SOURCE DATA.
··········

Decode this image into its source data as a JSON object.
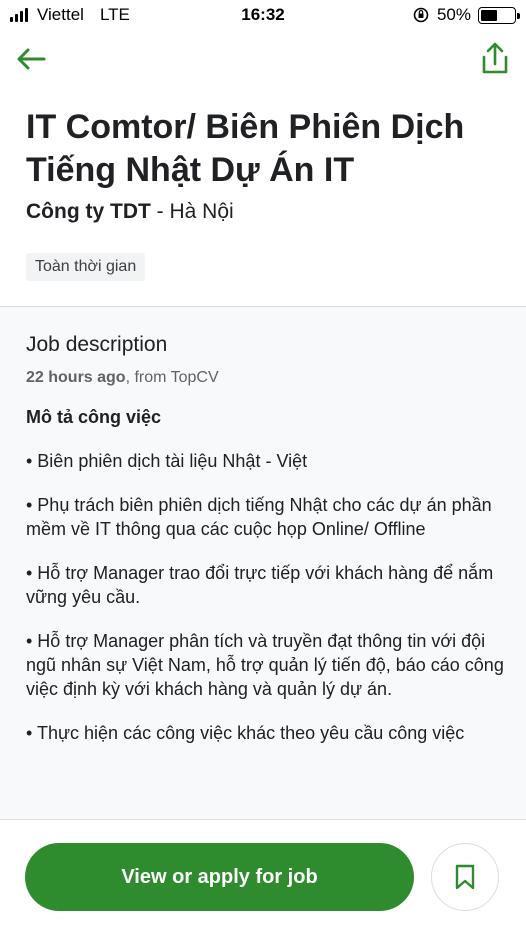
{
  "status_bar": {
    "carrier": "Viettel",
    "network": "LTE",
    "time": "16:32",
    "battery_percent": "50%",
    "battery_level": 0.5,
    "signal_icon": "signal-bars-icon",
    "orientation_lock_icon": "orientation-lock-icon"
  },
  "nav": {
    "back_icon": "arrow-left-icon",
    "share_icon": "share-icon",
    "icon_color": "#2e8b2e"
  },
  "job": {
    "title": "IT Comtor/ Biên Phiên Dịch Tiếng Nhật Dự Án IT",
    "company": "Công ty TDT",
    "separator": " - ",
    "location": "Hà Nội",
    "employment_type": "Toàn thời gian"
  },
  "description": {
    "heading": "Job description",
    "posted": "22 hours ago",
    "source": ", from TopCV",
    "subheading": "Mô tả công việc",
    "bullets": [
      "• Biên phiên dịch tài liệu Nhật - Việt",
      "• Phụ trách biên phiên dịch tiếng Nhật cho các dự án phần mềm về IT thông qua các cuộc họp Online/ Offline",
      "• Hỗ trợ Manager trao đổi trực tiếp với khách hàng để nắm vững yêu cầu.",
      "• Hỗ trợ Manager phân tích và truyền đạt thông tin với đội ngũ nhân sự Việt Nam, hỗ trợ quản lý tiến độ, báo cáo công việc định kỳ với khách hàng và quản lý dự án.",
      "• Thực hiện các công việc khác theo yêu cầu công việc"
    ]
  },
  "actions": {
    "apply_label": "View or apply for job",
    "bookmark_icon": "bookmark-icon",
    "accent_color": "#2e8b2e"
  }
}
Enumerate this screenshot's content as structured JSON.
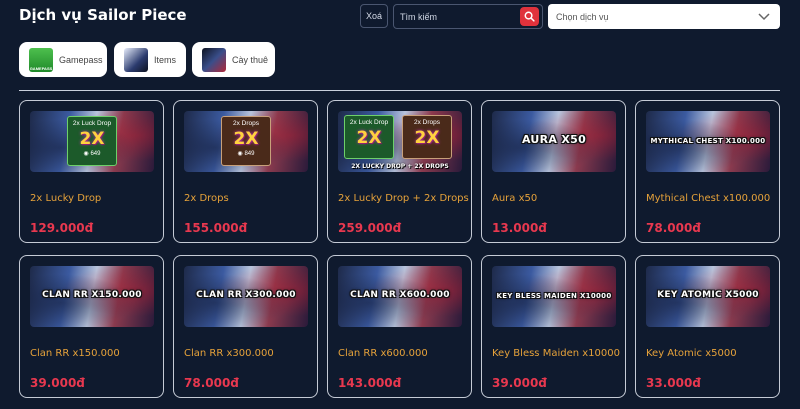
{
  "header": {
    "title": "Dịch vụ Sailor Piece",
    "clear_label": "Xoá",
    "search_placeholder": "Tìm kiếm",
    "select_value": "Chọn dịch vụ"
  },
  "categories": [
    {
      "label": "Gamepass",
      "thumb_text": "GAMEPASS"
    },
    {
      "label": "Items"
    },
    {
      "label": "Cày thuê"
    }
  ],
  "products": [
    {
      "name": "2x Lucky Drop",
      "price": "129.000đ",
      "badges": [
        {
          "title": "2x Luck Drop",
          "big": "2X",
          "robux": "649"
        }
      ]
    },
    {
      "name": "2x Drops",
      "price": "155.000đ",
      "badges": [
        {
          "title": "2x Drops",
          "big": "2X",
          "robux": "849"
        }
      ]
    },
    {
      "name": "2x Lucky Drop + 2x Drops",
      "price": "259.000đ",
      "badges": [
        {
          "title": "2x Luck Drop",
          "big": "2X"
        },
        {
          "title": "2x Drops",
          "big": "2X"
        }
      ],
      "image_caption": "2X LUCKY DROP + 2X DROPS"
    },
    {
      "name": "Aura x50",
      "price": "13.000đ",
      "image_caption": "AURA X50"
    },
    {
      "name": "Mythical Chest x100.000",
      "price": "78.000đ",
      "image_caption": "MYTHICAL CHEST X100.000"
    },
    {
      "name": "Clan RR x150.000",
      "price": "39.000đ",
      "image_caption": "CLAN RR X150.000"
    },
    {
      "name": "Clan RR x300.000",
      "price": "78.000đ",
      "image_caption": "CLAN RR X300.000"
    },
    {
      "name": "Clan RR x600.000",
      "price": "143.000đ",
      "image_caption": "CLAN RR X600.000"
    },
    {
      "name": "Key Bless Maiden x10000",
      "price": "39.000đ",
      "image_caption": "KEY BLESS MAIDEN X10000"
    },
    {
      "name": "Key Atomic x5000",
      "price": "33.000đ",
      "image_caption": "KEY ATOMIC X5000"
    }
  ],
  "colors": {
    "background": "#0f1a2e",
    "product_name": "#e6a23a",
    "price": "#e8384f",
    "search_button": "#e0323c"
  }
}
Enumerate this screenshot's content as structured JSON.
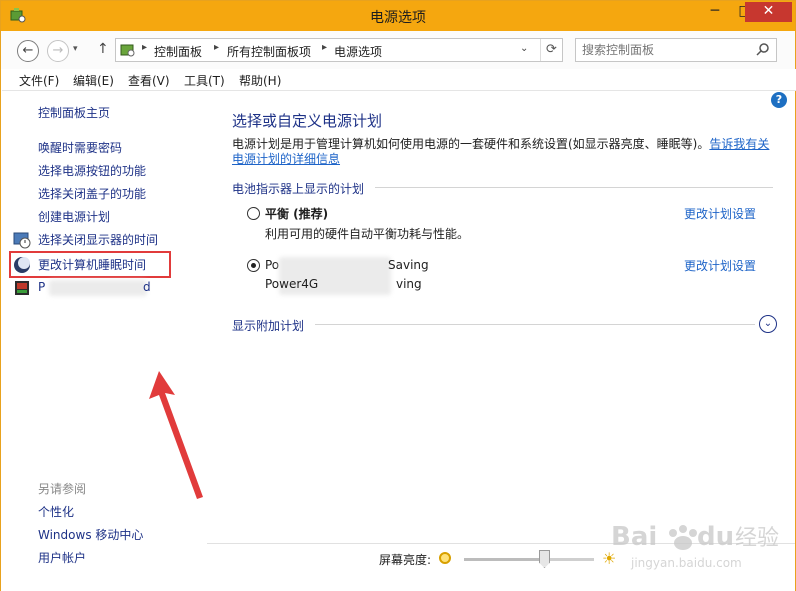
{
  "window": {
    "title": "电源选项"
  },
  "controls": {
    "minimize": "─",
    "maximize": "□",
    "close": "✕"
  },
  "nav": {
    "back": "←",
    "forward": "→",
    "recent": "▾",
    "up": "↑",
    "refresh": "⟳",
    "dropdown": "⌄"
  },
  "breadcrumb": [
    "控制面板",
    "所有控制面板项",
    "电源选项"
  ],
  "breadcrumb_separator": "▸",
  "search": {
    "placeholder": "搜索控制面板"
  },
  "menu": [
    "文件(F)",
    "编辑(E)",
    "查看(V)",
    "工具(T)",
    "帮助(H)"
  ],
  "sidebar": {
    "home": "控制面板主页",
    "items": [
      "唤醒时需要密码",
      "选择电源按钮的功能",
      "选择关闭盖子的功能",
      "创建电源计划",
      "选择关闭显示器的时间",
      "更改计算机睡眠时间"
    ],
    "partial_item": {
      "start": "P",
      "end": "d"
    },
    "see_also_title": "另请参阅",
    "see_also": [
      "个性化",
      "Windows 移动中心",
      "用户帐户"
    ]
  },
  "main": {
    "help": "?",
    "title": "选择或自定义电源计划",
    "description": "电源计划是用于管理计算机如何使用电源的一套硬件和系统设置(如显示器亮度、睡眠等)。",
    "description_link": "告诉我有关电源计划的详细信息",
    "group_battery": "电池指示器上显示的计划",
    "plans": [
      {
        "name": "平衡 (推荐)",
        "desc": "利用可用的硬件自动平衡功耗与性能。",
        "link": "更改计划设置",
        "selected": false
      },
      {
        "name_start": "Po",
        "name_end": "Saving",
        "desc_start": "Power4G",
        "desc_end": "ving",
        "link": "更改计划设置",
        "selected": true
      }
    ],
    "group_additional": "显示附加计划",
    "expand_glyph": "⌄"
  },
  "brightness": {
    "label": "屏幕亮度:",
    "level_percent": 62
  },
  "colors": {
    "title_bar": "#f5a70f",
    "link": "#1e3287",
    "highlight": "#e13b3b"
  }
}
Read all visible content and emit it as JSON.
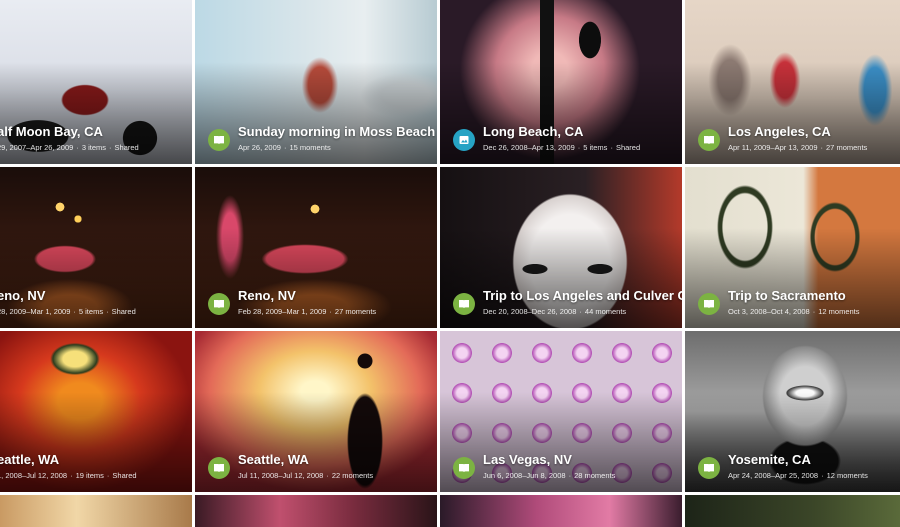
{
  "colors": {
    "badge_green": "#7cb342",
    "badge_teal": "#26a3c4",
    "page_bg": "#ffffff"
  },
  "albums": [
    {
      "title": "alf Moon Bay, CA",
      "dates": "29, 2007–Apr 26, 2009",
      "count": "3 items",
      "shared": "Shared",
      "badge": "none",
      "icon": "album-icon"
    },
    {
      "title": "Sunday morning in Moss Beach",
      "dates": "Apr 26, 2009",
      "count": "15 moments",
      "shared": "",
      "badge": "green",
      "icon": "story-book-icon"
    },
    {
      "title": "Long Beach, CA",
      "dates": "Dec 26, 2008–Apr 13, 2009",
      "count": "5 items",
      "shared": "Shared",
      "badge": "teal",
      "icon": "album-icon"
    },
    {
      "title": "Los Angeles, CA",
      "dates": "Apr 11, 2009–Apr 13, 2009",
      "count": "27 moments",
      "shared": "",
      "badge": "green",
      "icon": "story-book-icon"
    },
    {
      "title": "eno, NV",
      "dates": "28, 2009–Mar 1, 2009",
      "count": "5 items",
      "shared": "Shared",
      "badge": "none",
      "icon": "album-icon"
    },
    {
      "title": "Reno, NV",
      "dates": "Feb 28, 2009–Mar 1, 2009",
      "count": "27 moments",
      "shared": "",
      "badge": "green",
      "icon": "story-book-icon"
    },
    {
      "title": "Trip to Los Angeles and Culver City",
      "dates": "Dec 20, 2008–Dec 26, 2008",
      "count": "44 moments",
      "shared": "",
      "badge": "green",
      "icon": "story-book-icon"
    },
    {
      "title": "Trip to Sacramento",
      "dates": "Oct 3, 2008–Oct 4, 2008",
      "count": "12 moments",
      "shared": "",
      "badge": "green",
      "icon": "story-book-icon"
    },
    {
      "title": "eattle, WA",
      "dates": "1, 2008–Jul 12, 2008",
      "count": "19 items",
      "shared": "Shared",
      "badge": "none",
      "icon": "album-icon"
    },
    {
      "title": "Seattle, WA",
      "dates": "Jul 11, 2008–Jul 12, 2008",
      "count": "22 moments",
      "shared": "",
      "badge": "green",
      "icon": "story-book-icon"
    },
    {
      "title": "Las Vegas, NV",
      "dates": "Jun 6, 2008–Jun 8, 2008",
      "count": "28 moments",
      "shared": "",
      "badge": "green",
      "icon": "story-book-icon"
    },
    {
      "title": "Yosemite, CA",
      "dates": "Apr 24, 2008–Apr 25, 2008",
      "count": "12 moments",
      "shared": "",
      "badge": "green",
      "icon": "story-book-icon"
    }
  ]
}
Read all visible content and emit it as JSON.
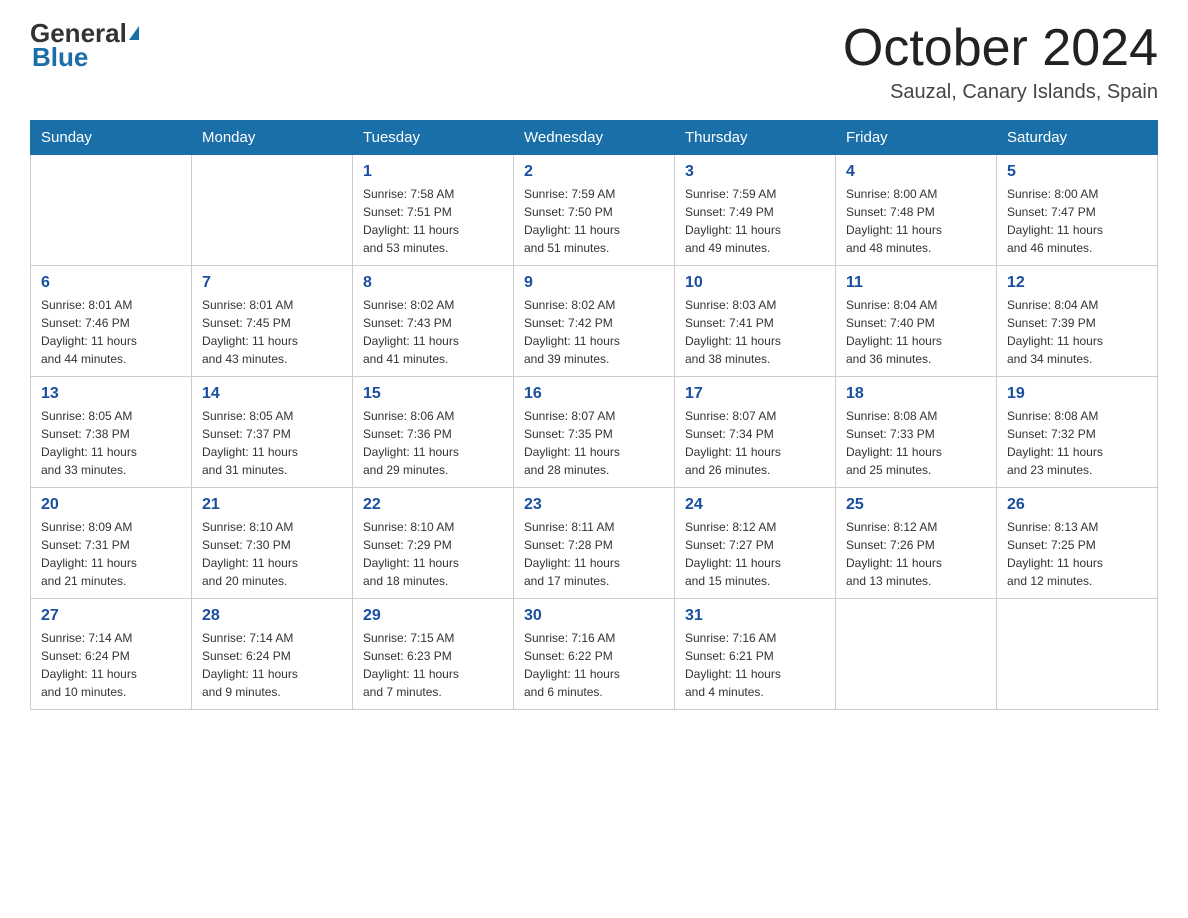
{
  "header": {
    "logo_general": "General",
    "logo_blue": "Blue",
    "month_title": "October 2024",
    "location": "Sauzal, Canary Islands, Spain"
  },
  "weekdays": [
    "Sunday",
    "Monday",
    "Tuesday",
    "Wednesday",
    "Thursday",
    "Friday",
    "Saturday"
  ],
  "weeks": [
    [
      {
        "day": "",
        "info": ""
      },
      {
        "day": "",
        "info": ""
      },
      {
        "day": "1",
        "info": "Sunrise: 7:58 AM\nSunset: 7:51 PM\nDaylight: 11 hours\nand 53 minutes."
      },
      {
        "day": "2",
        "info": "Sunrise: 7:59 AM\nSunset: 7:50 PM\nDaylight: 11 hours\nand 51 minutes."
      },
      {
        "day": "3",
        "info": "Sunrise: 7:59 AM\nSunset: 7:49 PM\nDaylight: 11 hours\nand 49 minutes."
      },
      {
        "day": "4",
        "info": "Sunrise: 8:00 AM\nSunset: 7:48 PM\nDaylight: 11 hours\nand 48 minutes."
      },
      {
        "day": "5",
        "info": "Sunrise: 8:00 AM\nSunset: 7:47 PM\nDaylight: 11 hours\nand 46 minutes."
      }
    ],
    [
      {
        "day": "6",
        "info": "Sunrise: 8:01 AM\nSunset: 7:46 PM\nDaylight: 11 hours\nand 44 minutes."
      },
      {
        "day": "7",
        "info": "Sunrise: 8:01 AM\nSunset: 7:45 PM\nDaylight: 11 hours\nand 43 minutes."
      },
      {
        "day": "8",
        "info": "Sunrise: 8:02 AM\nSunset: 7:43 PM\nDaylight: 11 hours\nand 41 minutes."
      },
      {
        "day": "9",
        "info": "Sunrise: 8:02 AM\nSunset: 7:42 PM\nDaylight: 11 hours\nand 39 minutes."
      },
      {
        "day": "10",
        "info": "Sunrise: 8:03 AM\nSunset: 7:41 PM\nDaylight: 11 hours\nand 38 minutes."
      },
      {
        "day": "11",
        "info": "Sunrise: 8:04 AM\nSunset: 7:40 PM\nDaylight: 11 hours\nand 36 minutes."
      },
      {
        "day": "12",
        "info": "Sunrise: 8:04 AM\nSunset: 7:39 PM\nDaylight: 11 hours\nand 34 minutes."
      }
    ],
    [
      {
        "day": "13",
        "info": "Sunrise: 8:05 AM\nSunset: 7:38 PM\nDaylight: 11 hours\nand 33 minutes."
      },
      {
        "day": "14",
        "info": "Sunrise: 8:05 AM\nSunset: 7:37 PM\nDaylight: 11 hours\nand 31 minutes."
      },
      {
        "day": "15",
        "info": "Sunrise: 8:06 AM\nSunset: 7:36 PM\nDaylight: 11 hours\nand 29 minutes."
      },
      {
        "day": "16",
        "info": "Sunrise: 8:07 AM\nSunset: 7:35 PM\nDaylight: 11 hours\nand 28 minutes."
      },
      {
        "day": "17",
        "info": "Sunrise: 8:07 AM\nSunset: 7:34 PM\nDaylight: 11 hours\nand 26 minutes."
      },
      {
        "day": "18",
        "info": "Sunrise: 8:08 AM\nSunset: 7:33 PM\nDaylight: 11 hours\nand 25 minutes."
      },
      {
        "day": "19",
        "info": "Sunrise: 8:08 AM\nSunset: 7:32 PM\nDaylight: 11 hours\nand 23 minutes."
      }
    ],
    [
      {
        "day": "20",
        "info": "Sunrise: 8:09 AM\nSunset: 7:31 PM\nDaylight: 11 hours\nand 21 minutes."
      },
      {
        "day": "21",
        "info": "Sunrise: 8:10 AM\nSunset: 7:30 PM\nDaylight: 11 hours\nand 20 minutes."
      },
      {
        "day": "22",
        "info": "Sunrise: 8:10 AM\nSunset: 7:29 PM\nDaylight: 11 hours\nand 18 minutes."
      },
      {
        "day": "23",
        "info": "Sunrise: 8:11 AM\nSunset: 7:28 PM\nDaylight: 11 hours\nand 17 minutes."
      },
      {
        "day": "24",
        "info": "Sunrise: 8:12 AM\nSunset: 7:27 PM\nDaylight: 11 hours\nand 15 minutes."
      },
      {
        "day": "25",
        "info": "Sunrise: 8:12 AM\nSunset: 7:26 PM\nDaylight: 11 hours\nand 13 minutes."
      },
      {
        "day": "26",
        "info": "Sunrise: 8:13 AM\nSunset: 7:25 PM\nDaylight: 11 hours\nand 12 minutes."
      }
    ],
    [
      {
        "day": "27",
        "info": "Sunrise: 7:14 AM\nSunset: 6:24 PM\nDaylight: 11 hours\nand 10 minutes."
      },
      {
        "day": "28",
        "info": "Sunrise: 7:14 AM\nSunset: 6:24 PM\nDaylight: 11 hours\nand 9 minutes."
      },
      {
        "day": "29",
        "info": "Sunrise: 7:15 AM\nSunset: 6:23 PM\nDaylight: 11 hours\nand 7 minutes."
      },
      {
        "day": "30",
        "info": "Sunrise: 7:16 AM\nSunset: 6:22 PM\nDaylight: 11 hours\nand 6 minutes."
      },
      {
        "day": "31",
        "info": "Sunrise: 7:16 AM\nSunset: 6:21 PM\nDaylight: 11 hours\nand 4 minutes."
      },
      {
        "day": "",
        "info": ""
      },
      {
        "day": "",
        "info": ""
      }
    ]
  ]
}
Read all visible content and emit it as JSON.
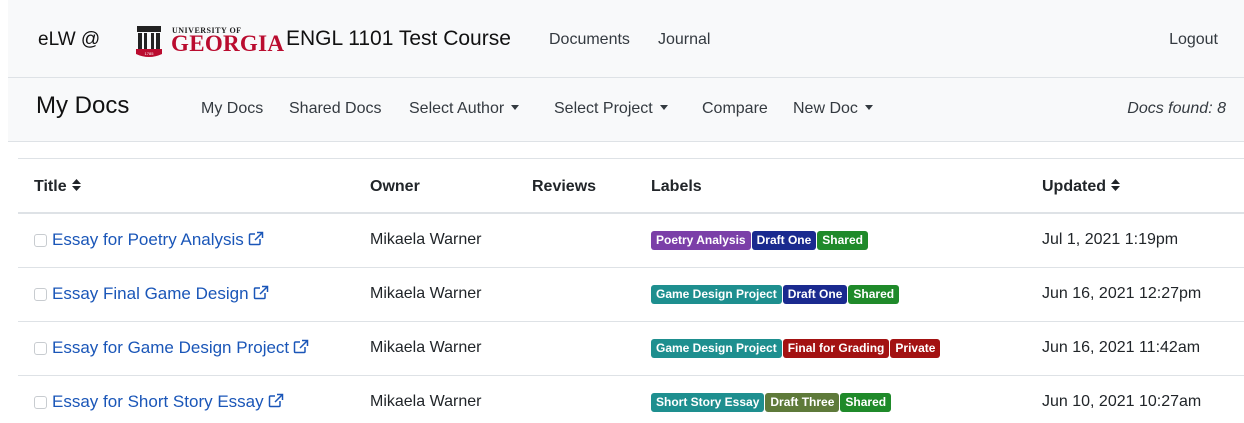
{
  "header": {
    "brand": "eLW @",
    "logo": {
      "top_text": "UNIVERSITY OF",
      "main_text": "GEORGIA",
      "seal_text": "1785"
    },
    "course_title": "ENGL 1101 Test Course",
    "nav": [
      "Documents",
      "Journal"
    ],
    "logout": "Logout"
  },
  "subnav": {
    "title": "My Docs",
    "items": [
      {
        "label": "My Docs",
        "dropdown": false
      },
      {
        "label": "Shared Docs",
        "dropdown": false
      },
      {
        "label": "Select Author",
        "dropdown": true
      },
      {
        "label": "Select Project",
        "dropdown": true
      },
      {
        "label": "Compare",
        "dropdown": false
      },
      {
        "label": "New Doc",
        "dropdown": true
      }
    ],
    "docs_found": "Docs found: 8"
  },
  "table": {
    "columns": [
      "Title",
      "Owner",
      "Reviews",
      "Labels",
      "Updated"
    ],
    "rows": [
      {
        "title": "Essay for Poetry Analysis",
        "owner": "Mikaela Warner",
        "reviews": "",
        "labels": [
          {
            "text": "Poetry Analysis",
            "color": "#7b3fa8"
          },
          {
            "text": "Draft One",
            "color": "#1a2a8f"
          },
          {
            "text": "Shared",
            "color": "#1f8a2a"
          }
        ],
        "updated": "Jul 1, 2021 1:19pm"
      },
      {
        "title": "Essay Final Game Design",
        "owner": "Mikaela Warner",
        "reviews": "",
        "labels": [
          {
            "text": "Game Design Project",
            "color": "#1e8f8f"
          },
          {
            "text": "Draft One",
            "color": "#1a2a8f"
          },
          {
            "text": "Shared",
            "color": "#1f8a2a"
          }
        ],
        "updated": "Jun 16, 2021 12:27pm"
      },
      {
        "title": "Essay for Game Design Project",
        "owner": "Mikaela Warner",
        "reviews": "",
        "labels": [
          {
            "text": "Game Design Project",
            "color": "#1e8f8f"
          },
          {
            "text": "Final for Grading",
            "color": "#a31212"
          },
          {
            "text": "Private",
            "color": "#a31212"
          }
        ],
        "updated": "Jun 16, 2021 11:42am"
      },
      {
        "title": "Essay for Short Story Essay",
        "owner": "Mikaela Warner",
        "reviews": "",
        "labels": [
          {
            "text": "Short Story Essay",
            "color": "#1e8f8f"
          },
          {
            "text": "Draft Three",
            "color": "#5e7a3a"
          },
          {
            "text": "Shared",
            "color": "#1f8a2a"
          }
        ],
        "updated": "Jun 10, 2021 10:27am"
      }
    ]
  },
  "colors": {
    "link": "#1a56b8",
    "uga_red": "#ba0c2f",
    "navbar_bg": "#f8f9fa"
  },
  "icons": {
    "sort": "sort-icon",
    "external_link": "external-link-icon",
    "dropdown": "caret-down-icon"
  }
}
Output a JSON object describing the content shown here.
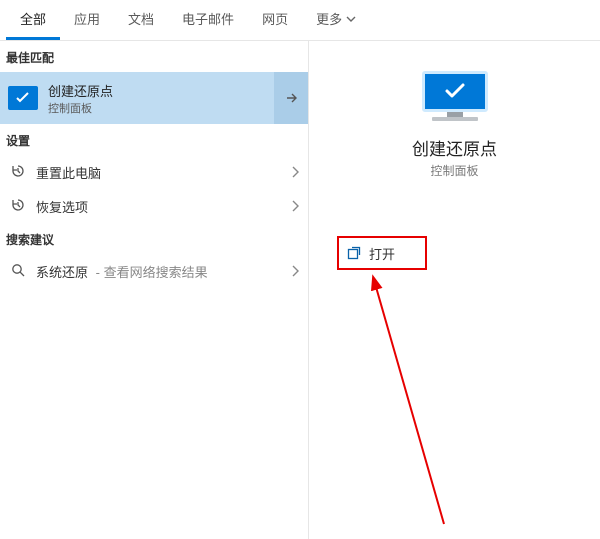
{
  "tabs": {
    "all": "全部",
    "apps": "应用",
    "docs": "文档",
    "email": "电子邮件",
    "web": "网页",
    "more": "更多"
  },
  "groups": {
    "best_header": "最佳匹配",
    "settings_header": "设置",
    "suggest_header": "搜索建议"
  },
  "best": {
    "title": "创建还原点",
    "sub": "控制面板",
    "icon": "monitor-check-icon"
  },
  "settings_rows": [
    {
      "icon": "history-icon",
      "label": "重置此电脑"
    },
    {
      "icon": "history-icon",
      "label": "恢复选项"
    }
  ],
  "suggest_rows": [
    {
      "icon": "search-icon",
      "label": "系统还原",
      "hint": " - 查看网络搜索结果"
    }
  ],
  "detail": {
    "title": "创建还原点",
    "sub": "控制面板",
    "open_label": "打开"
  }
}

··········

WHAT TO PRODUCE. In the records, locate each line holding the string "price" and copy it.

SOLUTION TO THIS PROBLEM.
      "price": "129.000đ",
      "price": "155.000đ",
      "price": "259.000đ",
      "price": "13.000đ",
      "price": "78.000đ",
      "price": "39.000đ",
      "price": "78.000đ",
      "price": "143.000đ",
      "price": "39.000đ",
      "price": "33.000đ",
    "price": "#e8384f",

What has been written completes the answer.